Your instructions ::
Retype every line of the records exactly.

*** Provided records Section Begins ***

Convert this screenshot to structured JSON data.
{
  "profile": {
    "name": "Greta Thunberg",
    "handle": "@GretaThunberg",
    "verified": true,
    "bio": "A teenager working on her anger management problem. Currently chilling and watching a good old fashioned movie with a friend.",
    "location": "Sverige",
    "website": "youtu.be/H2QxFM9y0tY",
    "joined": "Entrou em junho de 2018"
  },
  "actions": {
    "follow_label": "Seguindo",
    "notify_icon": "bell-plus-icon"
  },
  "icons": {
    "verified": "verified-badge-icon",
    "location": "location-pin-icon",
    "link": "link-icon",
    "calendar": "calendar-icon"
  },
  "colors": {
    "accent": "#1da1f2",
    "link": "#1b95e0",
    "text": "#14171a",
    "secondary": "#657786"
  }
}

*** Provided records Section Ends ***

Exercise answer ::
Convert this screenshot to structured JSON data.
{
  "profile": {
    "name": "Greta Thunberg",
    "handle": "@GretaThunberg",
    "verified": true,
    "bio": "A teenager working on her anger management problem. Currently chilling and watching a good old fashioned movie with a friend.",
    "location": "Sverige",
    "website": "youtu.be/H2QxFM9y0tY",
    "joined": "Entrou em junho de 2018"
  },
  "actions": {
    "follow_label": "Seguindo",
    "notify_icon": "bell-plus-icon"
  },
  "icons": {
    "verified": "verified-badge-icon",
    "location": "location-pin-icon",
    "link": "link-icon",
    "calendar": "calendar-icon"
  },
  "colors": {
    "accent": "#1da1f2",
    "link": "#1b95e0",
    "text": "#14171a",
    "secondary": "#657786"
  }
}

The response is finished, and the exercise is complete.